SUPPLIED ENTRIES below:

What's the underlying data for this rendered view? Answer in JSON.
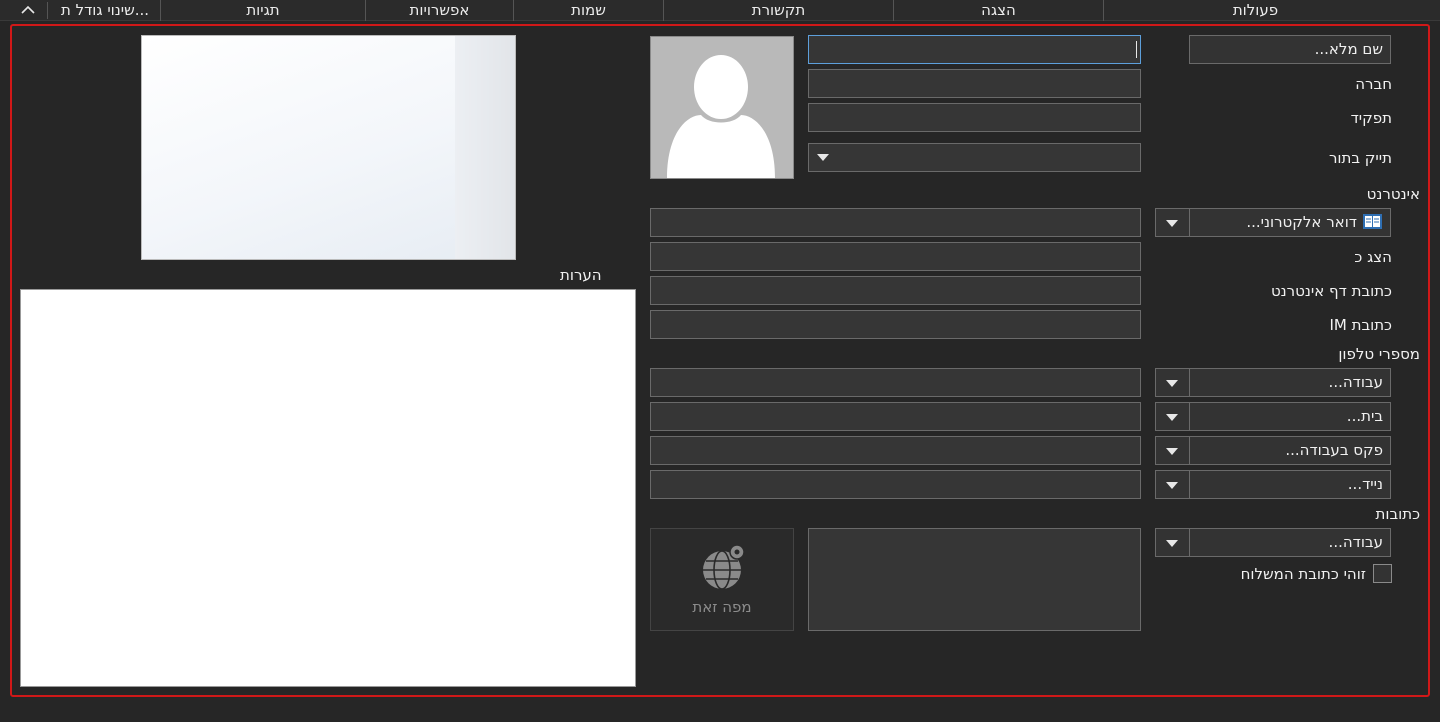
{
  "ribbon": {
    "collapse_icon": "chevron-up-icon",
    "tabs": [
      {
        "label": "פעולות"
      },
      {
        "label": "הצגה"
      },
      {
        "label": "תקשורת"
      },
      {
        "label": "שמות"
      },
      {
        "label": "אפשרויות"
      },
      {
        "label": "תגיות"
      },
      {
        "label": "שינוי גודל ת..."
      }
    ]
  },
  "name_section": {
    "full_name_button": "שם מלא...",
    "full_name_value": "",
    "company_label": "חברה",
    "job_title_label": "תפקיד",
    "file_as_label": "תייק בתור",
    "photo_icon": "contact-silhouette-icon"
  },
  "internet": {
    "section_label": "אינטרנט",
    "email_button": "דואר אלקטרוני...",
    "email_icon": "address-book-icon",
    "display_as_label": "הצג כ",
    "web_page_label": "כתובת דף אינטרנט",
    "im_label": "כתובת IM"
  },
  "phones": {
    "section_label": "מספרי טלפון",
    "items": [
      {
        "label": "עבודה..."
      },
      {
        "label": "בית..."
      },
      {
        "label": "פקס בעבודה..."
      },
      {
        "label": "נייד..."
      }
    ]
  },
  "addresses": {
    "section_label": "כתובות",
    "address_button": "עבודה...",
    "mailing_checkbox_label": "זוהי כתובת המשלוח",
    "map_label": "מפה זאת",
    "map_icon": "globe-pin-icon"
  },
  "notes": {
    "label": "הערות"
  }
}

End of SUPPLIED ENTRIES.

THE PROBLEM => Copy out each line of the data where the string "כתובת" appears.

PROBLEM SOLUTION =>
    "web_page_label": "כתובת דף אינטרנט",
    "im_label": "כתובת IM"
    "mailing_checkbox_label": "זוהי כתובת המשלוח",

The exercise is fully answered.